A study from the Pew Research Center shows that approximately half of women in STEM fields experience gender-based discrimination in the workplace. Another study from the Pew Research Center shows that 62% of Black people, 42% of Hispanic people and 44% of Asian people in STEM experience discrimination in the workplace based on their race or ethnicity. 

Members of the college community have spoken out about racism and microaggressions they have experienced at the college before. In December 2019, a group of students in the Department of Theatre Arts created a display in the hallway of the Dillingham Center chronicling some of the racist, sexist and discriminatory phrases that have been said to students. This occurred after an incident in which a lecturer in the Department of Theatre Arts asked her students to write racial slurs on a whiteboard in the classroom. In 2020, a group of students and alumni created Ithaca College Theatre Arts Black, Indigenous and People of Color (ICTA BIPOC), an organization that calls on the college to address the history of racism within the theater department. There have also been complaints about racist microaggressions within the Roy H. Park School of Communications. 

Odumosu said that having more diverse speakers is one of the goals she is most excited for the program to accomplish. She said that after the department brought in Ali Vanderveld, a female data science technical lead at Amazon Web Services, as a guest speaker, she was inspired.

Sullivan and Luke Keller, Dana professor in the Department of Physics and Astronomy, have begun to actively educate themselves on issues relating to diversity, equity and inclusion. They are currently taking part in a 10-month program on issues related to recruiting and retaining Black undergraduates for physics. 

In the summer of 2019, the National Science Foundation awarded Sullivan a grant that provides scholarships for high-performing students from low-income backgrounds who are committed to pursuing a degree in computer science, mathematics, physics or astronomy. In order to be considered, colleges must apply and create a unique set of programming for the students that they recruit. 

Sullivan and her team decided to focus their programming on building a community because it has been shown to build retention and improve students success. This grant has allowed the program to create the STEM residential learning community, have STEM seminars and award 14 students with scholarships up to $10,000 a year.

The action team has also decided it is important to change the freshman curriculum. Sullivan said the action team believes the current curriculum favors students with a stronger math background than others. Currently, students are required to take calculus within the first semester, but some are not prepared for it. 

Throughout Spring 2021, the team plans to coordinate DEI discussions at faculty meetings, work with student organizations to create informative DEI poster displays for classrooms, have the faculty representatives and the department chair work with administration to hire a student advocate in Student Financial Services who will help students understand their financial aid opportunities and have the faculty initiate proactive mentoring for academic advising. 

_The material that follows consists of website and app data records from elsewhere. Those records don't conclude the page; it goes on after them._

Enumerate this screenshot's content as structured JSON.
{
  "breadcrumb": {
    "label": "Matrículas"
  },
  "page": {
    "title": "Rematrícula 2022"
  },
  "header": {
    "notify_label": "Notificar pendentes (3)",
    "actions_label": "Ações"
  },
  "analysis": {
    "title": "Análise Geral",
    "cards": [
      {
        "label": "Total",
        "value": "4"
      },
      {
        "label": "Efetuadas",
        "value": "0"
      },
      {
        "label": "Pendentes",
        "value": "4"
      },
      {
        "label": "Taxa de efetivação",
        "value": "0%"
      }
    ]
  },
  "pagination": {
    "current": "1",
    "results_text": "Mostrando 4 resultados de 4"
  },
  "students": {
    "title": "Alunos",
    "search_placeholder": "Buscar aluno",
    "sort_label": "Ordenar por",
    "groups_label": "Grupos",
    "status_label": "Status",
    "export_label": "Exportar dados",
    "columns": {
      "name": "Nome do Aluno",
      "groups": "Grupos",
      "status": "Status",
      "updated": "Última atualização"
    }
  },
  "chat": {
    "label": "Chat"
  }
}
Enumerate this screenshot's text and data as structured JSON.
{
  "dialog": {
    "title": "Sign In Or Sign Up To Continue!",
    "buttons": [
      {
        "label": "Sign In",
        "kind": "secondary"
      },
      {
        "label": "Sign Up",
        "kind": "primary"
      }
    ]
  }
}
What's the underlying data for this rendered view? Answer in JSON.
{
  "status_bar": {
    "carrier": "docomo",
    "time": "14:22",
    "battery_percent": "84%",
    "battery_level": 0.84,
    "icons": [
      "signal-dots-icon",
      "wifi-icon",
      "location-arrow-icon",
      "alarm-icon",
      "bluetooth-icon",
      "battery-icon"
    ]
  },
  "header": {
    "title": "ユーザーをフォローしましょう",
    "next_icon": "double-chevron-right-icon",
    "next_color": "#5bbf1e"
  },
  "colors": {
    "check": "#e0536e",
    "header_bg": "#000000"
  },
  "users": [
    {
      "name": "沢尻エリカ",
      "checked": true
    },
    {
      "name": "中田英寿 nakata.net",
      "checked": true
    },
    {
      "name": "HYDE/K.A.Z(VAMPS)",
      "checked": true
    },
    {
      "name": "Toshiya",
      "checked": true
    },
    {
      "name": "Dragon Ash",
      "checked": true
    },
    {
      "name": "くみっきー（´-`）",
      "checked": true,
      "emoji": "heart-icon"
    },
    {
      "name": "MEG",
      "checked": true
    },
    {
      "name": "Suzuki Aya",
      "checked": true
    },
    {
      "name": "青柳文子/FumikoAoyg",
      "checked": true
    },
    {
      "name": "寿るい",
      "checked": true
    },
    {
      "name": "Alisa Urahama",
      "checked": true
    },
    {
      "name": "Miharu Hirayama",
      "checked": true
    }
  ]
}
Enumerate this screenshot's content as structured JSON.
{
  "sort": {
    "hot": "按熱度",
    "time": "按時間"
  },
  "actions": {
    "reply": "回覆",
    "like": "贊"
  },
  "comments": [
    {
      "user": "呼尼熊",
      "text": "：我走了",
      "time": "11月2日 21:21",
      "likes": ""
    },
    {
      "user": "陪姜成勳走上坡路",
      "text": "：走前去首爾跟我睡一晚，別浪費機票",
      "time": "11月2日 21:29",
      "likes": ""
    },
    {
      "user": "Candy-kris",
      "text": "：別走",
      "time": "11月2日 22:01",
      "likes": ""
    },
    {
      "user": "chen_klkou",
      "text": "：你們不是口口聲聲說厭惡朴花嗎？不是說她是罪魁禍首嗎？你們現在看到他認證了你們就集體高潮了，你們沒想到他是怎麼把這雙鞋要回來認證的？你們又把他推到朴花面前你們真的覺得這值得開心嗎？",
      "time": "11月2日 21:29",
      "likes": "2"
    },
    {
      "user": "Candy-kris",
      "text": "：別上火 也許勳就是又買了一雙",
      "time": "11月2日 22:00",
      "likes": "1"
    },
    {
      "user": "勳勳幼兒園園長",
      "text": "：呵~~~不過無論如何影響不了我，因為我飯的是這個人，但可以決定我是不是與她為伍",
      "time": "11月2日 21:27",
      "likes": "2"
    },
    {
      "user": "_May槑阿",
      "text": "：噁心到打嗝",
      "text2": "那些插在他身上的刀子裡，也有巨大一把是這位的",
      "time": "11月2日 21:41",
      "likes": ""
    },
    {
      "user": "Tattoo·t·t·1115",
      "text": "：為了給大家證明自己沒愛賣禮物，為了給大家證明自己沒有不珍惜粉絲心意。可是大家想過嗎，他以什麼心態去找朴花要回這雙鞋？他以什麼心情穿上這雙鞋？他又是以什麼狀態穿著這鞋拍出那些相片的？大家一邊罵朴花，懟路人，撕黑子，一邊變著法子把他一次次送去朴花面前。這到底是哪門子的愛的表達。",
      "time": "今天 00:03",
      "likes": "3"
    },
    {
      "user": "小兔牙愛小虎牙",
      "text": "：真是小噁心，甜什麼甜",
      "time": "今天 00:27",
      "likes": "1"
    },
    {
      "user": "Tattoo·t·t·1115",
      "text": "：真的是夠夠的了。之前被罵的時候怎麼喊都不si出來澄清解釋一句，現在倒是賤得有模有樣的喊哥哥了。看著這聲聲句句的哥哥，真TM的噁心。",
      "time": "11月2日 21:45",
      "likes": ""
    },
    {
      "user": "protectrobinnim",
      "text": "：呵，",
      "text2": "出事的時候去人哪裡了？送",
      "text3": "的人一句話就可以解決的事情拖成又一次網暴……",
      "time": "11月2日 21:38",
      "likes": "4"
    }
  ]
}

“I’m happy to be getting more education as well as being a part of taking steps towards change,” Weil said.

Odumosu said she hopes that the department’s plan will encourage others to take similar steps. 

“Go for it,” Odumosu said. “All it needs is a few passionate people. We had a group smaller than 10. It makes a difference having those things written down and having a plan for the department.”